The US Department of Agriculture's National Organic Program (NOP) provides certification opportunities to producers, processors, distributors and other handlers of food, fiber and personal care products.
The NOP standard defines acceptable practices, lists substances approved or prohibited from use, and describes record-keeping requirements for the production and handling of organic products. Guidelines and requirements for marketing and labeling organic products are also defined.
To meet certification criteria, companies must:
Annual certification review is required to maintain certification.
Equivalency for Export
USDA NOP standards are recognized by Canada and all EU countries. For certain countries, an addendum may be required to be completed at time of audit.
Save time and money by combining your organic certification with complementary certification, auditing and testing services including: Sustainably Grown, Fair Trade, Food Safety, Flavor, Pesticide Residue Free, and Antioxidant Superfood certification.
While the specifics of certification vary depending on whether the company seeking certification is a food producer, shipper, distributor, wholesaler or handler, the certification process generally involves the following steps:
Apply for Certification
Complete the SCS Application for Organic Certification. This provides our auditors with basic information about your organic handling practices.
SCS reviews your application to determine if we can offer certification services to your operation in compliance with the NOP standard. We prepare an Application Review Letter with the findings. If information provided is satisfactory, we proceed with your certification.
Authorize a Proposal
SCS prepares a proposal for your approval with suggested scope of work, timeline and quote. If the proposal meets your needs, you sign a Work Order. We then contact you to schedule and audit.
On-site Audit and Testing
SCS conducts an annual on-site audit, including collection of samples for testing as may be deemed necessary. The audit includes physical inspection of the site, review of records, interview with personnel, and an exit interview. We prepare a Report of Findings after the audit (and any associated testing) is completed.
If certification is granted, a Certificate of Compliance is issued. If certification is not granted, then the Report of Findings is accompanied by a declaration of status and explanation. The status may be one of the following:
Should additional inspections be required, SCS will prepare a Notification of Additional Inspection that describes the purpose of the additional inspection.
Annual audits are required to maintain certification.
Organic certification has a variety of well-recognized benefits:
Once certified by SCS, you can reinforce your brand with both the USDA Organic seal and the SCS Kingfisher logo, shown to increase brand value.
In addition, certification through SCS gives you the added opportunity to market your pesticide residue free status during the three-year mandatory transition period to organic.
Some of the information presented below is excerpted directly from the US National Organic Program.
How does the USDA define organic?
Organic products are divided into four categories. Each category is governed by its own set of labeling requirements. Your certification will fall within one of these four categories:
What does the USDA National Organic Program require of certified organic product manufacturers?
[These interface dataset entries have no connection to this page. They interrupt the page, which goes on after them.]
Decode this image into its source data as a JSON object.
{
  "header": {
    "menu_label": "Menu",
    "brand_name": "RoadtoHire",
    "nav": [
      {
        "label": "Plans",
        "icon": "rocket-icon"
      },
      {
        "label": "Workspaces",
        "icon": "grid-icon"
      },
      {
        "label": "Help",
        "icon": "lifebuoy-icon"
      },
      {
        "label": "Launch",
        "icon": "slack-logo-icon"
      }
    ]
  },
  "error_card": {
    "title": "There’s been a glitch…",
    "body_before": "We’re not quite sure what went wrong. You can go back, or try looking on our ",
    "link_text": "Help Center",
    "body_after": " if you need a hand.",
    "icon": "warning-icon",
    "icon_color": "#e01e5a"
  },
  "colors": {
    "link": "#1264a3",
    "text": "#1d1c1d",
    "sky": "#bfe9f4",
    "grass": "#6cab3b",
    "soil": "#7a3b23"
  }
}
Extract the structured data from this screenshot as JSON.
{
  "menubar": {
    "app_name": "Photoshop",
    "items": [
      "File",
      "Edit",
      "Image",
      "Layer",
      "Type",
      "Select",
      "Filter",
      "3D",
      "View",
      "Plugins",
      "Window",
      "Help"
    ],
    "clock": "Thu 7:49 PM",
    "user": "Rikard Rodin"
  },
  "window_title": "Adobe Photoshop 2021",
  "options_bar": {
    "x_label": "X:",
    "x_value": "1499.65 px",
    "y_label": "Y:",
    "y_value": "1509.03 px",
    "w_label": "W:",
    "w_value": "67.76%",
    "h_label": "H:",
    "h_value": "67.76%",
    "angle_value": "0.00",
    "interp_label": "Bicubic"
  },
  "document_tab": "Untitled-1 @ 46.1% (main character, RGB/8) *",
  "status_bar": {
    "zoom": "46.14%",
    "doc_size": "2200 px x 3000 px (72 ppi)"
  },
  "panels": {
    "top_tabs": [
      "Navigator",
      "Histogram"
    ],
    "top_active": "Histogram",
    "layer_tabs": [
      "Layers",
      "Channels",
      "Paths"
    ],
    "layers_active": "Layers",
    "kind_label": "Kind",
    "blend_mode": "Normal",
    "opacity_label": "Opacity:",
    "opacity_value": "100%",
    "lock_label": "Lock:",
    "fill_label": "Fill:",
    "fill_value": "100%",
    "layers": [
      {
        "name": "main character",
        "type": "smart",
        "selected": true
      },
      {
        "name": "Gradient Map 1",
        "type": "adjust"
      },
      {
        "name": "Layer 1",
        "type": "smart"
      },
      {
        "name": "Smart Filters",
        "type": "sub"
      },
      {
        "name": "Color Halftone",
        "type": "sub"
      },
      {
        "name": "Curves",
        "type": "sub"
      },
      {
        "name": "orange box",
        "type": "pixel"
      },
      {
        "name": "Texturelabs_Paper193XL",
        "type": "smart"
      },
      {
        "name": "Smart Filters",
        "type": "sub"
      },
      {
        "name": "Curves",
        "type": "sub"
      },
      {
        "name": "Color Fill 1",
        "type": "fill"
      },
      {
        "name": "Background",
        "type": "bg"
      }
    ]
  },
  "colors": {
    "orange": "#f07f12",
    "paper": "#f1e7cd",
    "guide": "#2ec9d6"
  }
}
An organic product or ingredient cannot be produced using:
In addition, organic products or ingredients may not contain nitrates, nitrites or sulfites (except for wine, which may contain added sulfites). NOP §205.105 and 205.301
What is an Organic Production System Plan ?
Certified producers must complete and file an Organic Production System Plan (the Plan) prior to becoming certified. The Plan provides a physical description of fields or farm parcels intended for use in growing and harvesting organic crops, and a written description of each aspect of organic production, including both pre- and post-harvest operations. The Plan also describes the specific management practices performed to verify effective implementation at all stages of production. For example, the Plan should describe control measures used for the prevention of accidental contamination by prohibited substances, and steps taken to prevent commingling and/or cross-contamination of organic foods with non-organic foods in a split operation. The Plan describes the producer's record-keeping system, compliance monitoring procedures and frequency of monitoring, and training requirements for employees.
What areas of production of crops are impacted by implementing organic management procedures?
Organic management includes methods for pest management, and weed and disease management. With respect to on-farm post-harvest handling facilities, practices and procedures for each aspect of post-harvest handling are includes, as well as a facility's handling of non-organic products if applicable.
What are the labeling requirements?
Labeling requirements are based on the percentage of organic ingredients in a product, as described above. In general, any multi-ingredient product labeled as organic must identify each organically produced ingredient in the ingredient statement on the information panel. The name of the certifying agent of the final product must be displayed on the information panel for 100%, organic and "made with" products. The address of the certifying agent of the final product may be displayed on the information panel. There are no restrictions on use of other truthful labeling claims such as "pesticide residue free," "no drugs or growth hormones used," "free range," or "sustainably harvested." More detail on the USDA's organic labeling requirements are available on their web site.